The police officers I know have personal opinions like everyone else and are perfectly willing to share them. Hearing something from a police officer doesn’t mean no further investigation is required. I pointed out that the people she accused of planning a Marxist takeover were not outside groups but fellow citizens like us. Saga answered that she believes in equal opportunity for all.
I have no doubt that Saga wants to do good for all the citizens of Lakeland. But she cannot successfully represent all the people of Lakeland while she is under the influence of people who see fellow citizens as part of an enemy force. The tactics of turning citizens against each other and accusing others of things to justify doing them yourself are familiar from national politics. I hope we will reject these tactics in Lakeland.

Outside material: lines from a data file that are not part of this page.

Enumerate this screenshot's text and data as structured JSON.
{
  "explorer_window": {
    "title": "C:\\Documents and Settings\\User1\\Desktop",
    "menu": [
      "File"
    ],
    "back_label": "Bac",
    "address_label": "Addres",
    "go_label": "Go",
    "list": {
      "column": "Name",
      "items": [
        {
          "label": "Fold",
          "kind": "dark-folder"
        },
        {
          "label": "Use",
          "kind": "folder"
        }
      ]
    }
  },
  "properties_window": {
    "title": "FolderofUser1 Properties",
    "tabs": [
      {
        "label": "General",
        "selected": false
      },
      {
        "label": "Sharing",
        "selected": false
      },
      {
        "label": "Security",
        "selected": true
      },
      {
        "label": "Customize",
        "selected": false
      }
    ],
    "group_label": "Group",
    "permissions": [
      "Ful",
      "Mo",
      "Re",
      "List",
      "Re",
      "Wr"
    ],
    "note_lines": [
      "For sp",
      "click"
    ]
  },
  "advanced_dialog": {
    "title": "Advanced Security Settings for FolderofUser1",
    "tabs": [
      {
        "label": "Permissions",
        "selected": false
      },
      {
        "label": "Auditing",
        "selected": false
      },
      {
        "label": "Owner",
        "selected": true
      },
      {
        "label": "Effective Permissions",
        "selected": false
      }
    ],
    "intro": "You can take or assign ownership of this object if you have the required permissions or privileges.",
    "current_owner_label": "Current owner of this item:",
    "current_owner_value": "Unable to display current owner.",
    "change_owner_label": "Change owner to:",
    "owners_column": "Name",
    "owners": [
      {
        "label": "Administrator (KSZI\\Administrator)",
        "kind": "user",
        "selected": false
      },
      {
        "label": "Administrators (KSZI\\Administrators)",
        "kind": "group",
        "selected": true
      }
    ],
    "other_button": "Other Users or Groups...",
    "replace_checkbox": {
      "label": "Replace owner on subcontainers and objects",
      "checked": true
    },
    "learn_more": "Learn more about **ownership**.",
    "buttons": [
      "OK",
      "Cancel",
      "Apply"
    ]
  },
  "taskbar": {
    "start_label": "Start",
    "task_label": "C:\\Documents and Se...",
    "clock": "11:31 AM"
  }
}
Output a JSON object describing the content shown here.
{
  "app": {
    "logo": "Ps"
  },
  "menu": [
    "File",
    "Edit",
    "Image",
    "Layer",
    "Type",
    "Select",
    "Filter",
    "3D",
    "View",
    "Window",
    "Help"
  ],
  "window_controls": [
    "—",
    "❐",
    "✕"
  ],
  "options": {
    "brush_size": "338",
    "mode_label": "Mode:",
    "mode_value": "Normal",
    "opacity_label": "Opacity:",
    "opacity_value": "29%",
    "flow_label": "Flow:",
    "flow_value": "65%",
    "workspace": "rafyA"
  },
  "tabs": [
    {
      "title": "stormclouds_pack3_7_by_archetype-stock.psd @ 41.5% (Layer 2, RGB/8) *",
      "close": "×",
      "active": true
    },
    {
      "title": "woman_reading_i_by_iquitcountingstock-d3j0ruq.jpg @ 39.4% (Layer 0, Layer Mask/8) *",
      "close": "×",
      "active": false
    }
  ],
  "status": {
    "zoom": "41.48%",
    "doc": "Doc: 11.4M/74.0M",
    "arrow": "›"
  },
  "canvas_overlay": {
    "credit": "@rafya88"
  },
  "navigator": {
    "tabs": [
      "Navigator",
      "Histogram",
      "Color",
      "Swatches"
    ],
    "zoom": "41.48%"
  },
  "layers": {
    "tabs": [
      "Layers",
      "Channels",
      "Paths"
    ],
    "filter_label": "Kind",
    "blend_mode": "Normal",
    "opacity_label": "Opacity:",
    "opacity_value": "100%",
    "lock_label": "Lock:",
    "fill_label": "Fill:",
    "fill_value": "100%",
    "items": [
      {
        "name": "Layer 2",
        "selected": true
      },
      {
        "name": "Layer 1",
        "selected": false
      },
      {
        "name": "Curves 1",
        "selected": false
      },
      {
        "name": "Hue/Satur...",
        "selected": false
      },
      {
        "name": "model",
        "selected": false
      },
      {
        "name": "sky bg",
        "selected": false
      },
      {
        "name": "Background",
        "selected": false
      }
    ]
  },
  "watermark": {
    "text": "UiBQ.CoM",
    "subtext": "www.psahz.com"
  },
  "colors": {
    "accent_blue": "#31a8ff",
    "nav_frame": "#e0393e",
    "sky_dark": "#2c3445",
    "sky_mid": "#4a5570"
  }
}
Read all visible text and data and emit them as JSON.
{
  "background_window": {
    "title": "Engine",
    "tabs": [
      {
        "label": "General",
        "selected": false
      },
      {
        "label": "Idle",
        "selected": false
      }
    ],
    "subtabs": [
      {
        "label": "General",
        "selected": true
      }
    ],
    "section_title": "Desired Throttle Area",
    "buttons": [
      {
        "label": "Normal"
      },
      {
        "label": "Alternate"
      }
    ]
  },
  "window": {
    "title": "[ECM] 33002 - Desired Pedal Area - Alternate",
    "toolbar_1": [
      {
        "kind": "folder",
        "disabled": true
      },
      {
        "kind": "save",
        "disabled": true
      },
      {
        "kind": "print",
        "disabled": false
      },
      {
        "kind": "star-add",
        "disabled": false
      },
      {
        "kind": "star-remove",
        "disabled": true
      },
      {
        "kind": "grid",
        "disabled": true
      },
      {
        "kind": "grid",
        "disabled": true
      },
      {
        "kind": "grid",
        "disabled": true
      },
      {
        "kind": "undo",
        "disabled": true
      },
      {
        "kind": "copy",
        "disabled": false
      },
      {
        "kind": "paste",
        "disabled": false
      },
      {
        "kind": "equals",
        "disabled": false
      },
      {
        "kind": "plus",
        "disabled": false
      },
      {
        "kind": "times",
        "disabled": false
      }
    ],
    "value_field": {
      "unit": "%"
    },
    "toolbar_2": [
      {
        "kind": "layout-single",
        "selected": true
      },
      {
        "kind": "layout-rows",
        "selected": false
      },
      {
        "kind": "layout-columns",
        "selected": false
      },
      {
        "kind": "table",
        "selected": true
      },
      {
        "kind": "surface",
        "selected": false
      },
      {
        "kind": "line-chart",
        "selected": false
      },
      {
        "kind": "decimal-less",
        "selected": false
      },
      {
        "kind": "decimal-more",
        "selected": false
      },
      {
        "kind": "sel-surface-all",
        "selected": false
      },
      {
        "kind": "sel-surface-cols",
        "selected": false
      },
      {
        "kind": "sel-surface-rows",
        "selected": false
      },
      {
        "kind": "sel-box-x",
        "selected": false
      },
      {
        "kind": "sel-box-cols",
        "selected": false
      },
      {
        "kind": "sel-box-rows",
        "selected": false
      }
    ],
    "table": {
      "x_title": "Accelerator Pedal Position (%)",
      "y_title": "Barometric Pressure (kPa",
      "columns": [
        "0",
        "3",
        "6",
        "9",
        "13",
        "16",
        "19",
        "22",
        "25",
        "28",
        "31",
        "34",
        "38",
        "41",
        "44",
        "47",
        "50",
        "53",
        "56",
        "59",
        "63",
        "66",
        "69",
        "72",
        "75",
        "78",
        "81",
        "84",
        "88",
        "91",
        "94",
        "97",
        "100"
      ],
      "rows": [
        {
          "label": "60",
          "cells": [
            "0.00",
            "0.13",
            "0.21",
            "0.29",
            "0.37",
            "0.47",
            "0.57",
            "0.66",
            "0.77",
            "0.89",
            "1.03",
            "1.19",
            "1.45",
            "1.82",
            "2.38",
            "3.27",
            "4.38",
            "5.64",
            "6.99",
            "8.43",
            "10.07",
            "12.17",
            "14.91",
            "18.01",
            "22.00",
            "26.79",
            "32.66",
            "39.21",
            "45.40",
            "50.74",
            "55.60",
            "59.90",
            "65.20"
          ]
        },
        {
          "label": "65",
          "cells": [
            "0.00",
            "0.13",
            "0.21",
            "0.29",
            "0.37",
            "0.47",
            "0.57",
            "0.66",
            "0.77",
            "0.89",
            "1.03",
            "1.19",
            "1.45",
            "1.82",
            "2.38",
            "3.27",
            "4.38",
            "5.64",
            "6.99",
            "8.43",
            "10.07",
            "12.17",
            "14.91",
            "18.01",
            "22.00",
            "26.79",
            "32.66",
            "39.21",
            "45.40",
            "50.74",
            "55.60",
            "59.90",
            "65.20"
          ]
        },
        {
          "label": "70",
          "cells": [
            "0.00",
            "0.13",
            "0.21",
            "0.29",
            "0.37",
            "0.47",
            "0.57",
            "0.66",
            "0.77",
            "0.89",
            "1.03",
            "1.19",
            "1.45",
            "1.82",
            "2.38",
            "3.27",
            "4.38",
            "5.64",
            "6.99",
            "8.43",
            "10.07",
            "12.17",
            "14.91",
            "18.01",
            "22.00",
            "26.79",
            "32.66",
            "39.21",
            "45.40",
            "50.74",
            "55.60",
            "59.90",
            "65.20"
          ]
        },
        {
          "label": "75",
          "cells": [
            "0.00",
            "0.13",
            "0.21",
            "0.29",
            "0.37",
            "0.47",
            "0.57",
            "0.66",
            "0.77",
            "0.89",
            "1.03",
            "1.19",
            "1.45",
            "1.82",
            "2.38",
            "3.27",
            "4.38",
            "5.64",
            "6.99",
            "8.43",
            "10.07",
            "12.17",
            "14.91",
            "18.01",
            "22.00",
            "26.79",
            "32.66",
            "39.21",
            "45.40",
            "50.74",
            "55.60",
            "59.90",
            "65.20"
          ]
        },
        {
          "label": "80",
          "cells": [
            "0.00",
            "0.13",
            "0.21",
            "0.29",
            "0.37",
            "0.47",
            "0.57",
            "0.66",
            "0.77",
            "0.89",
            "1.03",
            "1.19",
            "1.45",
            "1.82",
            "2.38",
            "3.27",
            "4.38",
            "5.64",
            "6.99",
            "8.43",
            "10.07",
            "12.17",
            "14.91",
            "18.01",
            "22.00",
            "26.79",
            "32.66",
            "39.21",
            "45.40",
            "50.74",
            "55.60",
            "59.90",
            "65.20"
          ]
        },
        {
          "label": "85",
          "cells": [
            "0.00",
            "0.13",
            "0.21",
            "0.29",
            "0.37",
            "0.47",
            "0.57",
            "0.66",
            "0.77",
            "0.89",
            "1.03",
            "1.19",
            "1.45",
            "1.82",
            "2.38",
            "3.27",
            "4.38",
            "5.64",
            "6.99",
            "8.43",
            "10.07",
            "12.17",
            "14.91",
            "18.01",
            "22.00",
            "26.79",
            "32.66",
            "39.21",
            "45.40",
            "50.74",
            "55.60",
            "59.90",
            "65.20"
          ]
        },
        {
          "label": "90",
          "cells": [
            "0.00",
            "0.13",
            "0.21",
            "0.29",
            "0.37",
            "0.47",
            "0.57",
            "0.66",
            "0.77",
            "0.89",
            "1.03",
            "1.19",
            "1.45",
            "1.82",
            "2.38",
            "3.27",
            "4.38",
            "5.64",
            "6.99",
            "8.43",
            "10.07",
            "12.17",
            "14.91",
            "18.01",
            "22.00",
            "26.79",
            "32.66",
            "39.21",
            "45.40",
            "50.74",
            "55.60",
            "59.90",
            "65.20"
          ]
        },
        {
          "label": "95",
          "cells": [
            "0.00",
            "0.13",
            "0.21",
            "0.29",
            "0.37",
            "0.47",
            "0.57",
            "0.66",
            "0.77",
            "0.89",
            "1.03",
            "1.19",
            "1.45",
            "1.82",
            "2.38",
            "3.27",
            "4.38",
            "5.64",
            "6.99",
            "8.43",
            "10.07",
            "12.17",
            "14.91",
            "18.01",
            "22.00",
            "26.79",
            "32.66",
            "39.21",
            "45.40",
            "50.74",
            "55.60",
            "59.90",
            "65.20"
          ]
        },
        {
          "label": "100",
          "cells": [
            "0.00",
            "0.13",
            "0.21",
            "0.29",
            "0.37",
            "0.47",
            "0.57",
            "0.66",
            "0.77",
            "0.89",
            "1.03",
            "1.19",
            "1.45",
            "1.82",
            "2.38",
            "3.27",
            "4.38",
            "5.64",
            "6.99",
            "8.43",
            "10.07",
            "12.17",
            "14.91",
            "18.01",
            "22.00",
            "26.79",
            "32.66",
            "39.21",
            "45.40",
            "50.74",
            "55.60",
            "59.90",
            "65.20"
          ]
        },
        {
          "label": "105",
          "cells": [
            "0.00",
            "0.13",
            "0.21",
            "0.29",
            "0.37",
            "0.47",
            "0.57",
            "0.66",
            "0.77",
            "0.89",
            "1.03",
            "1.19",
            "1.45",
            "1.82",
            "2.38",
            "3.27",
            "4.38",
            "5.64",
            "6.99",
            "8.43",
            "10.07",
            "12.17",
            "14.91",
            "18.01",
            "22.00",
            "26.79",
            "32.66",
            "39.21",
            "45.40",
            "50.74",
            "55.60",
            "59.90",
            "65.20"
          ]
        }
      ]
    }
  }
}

I next spoke to Allyson Lewis, who is running to be city commissioner for district C. Allyson attended Harrison School for the Arts and wants to support arts in Lakeland. She believes that arts and volunteer efforts of seniors and youth can make Lakeland a better place to live. I asked Allyson if she thought people weren’t already volunteering, and how her being a commissioner would change that. Allyson agreed that people are already volunteering, but thinks they could be more effective with an advocate on the city commission. Allyson is also concerned about the city bringing in developers to replace affordable housing with more expensive housing. As someone with friends who cannot afford to buy a house to accommodate their growing family, I share her concern.
Allyson is running against Sara Roberts McCarly, the current commissioner for district C. Sara works for a local charitable organization and is very active in the community. She comes across as mature and competent. Sara and Allyson both struck me as good candidates. I’m sure whichever one we choose as commissioner, both will continue to serve the community as volunteers.
After Allyson I spoke to Mike Musick, the current commissioner for district D. Mike was elected to the city commission in a special election a few months ago. He said it takes a lot more time than he expected, but he has great people at his company who give him all the time he needs to do the job. I asked Mike what being on the city commission enables him to do, and he said it gives him one seventh of a vote. The main power it gives him is the opportunity to try to persuade other commissioners. When Mike gave his speech, he said his main concern is to question spending, and that he goes with his gut. I know our city employees work very hard to minimize spending, so judging spending by gut feeling doesn’t strike me as fair to them.
Mike’s opponent in district D is Dr. Shandale Terrell. Dr. Terrell teaches high school. Like Mike, he describes himself as conservative with spending. Dr. Terrell seems to have done everything possible to prepare for service in Lakeland. He has joined community organizations, served in multiple volunteer roles, and taken whatever training was available. His approach seems to be, why guess when you can know?
Our current mayor, Bill Mutz, accepts that being mayor doesn’t come with much formal power. But it does give him the opportunity to get information and talk to people, and sometimes that’s enough to make a difference. I’d heard him speak before, so at this event I asked him about the obstacles to affordable housing in Lakeland. He shared how below-market rate housing is being developed and told me who to talk to if I had ideas to make more affordable housing available.